#### [Description of the task]
Lines below containing the word "minutes" should be copied out.

#### [Information shown]
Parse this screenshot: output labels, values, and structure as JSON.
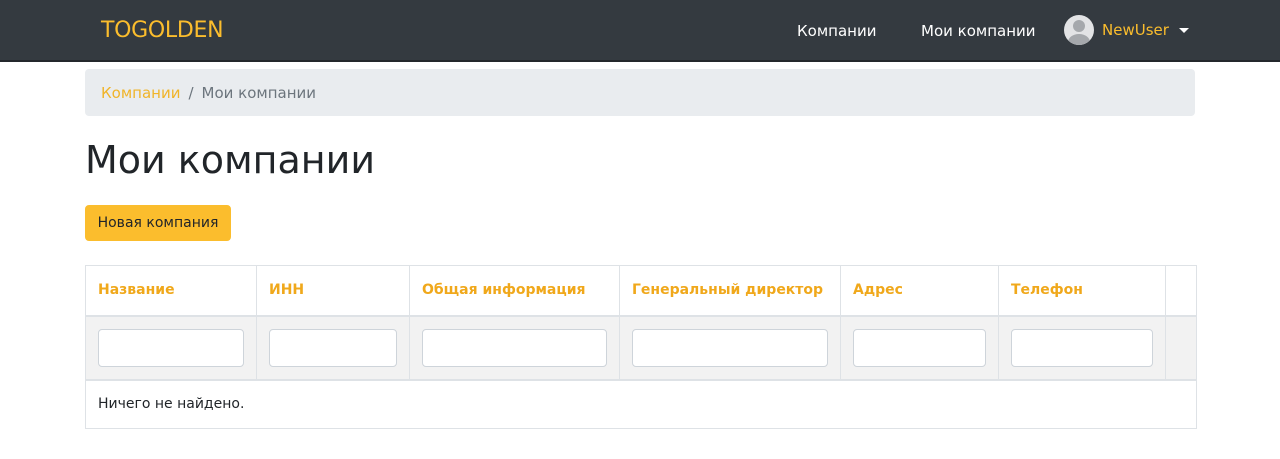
{
  "navbar": {
    "brand": "TOGOLDEN",
    "links": [
      "Компании",
      "Мои компании"
    ],
    "user": {
      "name": "NewUser",
      "avatar_icon": "user-avatar-icon"
    }
  },
  "breadcrumb": {
    "items": [
      "Компании",
      "Мои компании"
    ],
    "separator": "/"
  },
  "page": {
    "title": "Мои компании",
    "new_button_label": "Новая компания"
  },
  "table": {
    "columns": [
      "Название",
      "ИНН",
      "Общая информация",
      "Генеральный директор",
      "Адрес",
      "Телефон"
    ],
    "filters": [
      "",
      "",
      "",
      "",
      "",
      ""
    ],
    "empty_text": "Ничего не найдено."
  },
  "colors": {
    "navbar_bg": "#343a40",
    "accent": "#fbbd2d",
    "header_text": "#f0a81b",
    "breadcrumb_bg": "#e9ecef",
    "filter_row_bg": "#f2f2f2"
  }
}
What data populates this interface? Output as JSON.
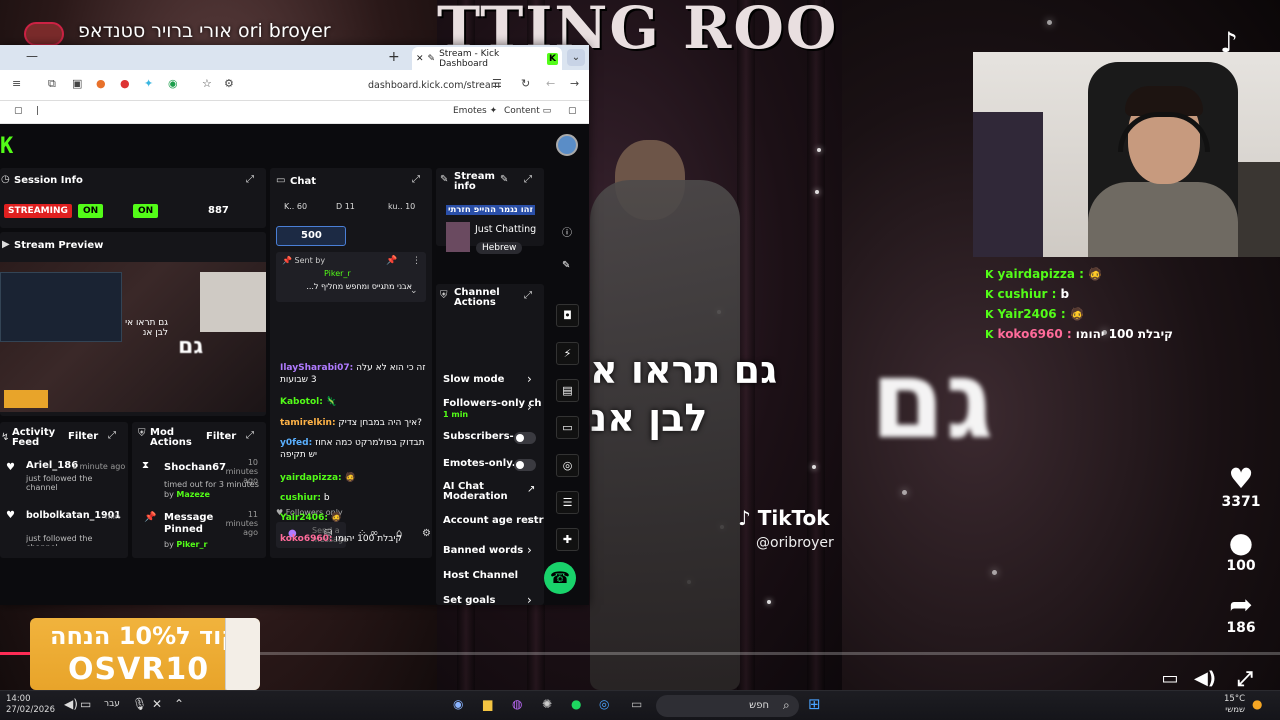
{
  "overlay": {
    "top_title": "אורי ברויר סטנדאפ ori broyer",
    "caption_line1": "גם תראו א",
    "caption_line2": "לבן אנ",
    "big_text": "גם",
    "tiktok_brand": "TikTok",
    "tiktok_handle": "@oribroyer",
    "room_sign": "TTING ROO",
    "likes": "3371",
    "comments": "100",
    "shares": "186",
    "progress_fraction": 0.03
  },
  "right_chat": [
    {
      "user": "yairdapizza :",
      "text": "",
      "color": "#53fc18"
    },
    {
      "user": "cushiur :",
      "text": "b",
      "color": "#53fc18"
    },
    {
      "user": "Yair2406 :",
      "text": "",
      "color": "#53fc18"
    },
    {
      "user": "koko6960 :",
      "text": "קיבלת 100 יהומו",
      "color": "#ff6b9a"
    }
  ],
  "browser": {
    "tab_title": "Stream - Kick Dashboard",
    "address": "dashboard.kick.com/stream",
    "bookmarks": {
      "emotes": "Emotes",
      "content": "Content"
    }
  },
  "kick": {
    "logo": "K",
    "session_info": {
      "title": "Session Info",
      "status": "STREAMING",
      "toggle1": "ON",
      "toggle2": "ON",
      "viewers": "887"
    },
    "stream_preview": {
      "title": "Stream Preview",
      "caption": "גם תראו אי לבן אנ",
      "big": "גם"
    },
    "chat": {
      "title": "Chat",
      "stats": [
        "K.. 60",
        "D 11",
        "ku.. 10"
      ],
      "goal": "500",
      "pinned_label": "Sent by",
      "pinned_user": "Piker_r",
      "pinned_text": "אבני מתגייס ומחפש מחליף ל...",
      "messages": [
        {
          "user": "IlaySharabi07:",
          "text": "זה כי הוא לא עלה 3 שבועות",
          "color": "#b07bff"
        },
        {
          "user": "Kabotol:",
          "text": "",
          "color": "#53fc18"
        },
        {
          "user": "tamirelkin:",
          "text": "איך היה במבחן צדיק?",
          "color": "#ffb347"
        },
        {
          "user": "y0fed:",
          "text": "תבדוק בפולמרקט כמה אחוז יש תקיפה",
          "color": "#5ab0ff"
        },
        {
          "user": "yairdapizza:",
          "text": "",
          "color": "#53fc18"
        },
        {
          "user": "cushiur:",
          "text": "b",
          "color": "#53fc18"
        },
        {
          "user": "Yair2406:",
          "text": "",
          "color": "#53fc18"
        },
        {
          "user": "koko6960:",
          "text": "קיבלת 100 יהומו",
          "color": "#ff6b9a"
        }
      ],
      "followers_only": "Followers only",
      "input_placeholder": "Send a message"
    },
    "stream_info": {
      "title": "Stream info",
      "stream_title": "זהו נגמר ההייפ חזרתי",
      "category": "Just Chatting",
      "language": "Hebrew"
    },
    "channel_actions": {
      "title": "Channel Actions",
      "items": [
        {
          "label": "Slow mode",
          "kind": "arrow"
        },
        {
          "label": "Followers-only ch",
          "sub": "1 min",
          "kind": "arrow"
        },
        {
          "label": "Subscribers-...",
          "kind": "toggle"
        },
        {
          "label": "Emotes-only...",
          "kind": "toggle"
        },
        {
          "label": "AI Chat Moderation",
          "kind": "ext"
        },
        {
          "label": "Account age restr",
          "kind": "arrow"
        },
        {
          "label": "Banned words",
          "kind": "arrow"
        },
        {
          "label": "Host Channel",
          "kind": "none"
        },
        {
          "label": "Set goals",
          "kind": "arrow"
        }
      ]
    },
    "activity_feed": {
      "title": "Activity Feed",
      "filter": "Filter",
      "items": [
        {
          "user": "Ariel_186",
          "time": "1 minute ago",
          "text": "just followed the channel"
        },
        {
          "user": "bolbolkatan_1901",
          "time": "min",
          "text": "just followed the channel"
        }
      ]
    },
    "mod_actions": {
      "title": "Mod Actions",
      "filter": "Filter",
      "items": [
        {
          "user": "Shochan67",
          "time": "10 minutes ago",
          "text": "timed out for 3 minutes",
          "by": "Mazeze"
        },
        {
          "user": "Message Pinned",
          "time": "11 minutes ago",
          "text": "",
          "by": "Piker_r"
        }
      ]
    }
  },
  "promo": {
    "line1": "קוד ל10% הנחה",
    "line2": "OSVR10"
  },
  "taskbar": {
    "time": "14:00",
    "date": "27/02/2026",
    "lang": "עבר",
    "search": "חפש",
    "temp": "15°C",
    "weather": "שמשי"
  }
}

#### [Answer space]
          "time": "10 minutes ago",
          "text": "timed out for 3 minutes",
          "time": "11 minutes ago",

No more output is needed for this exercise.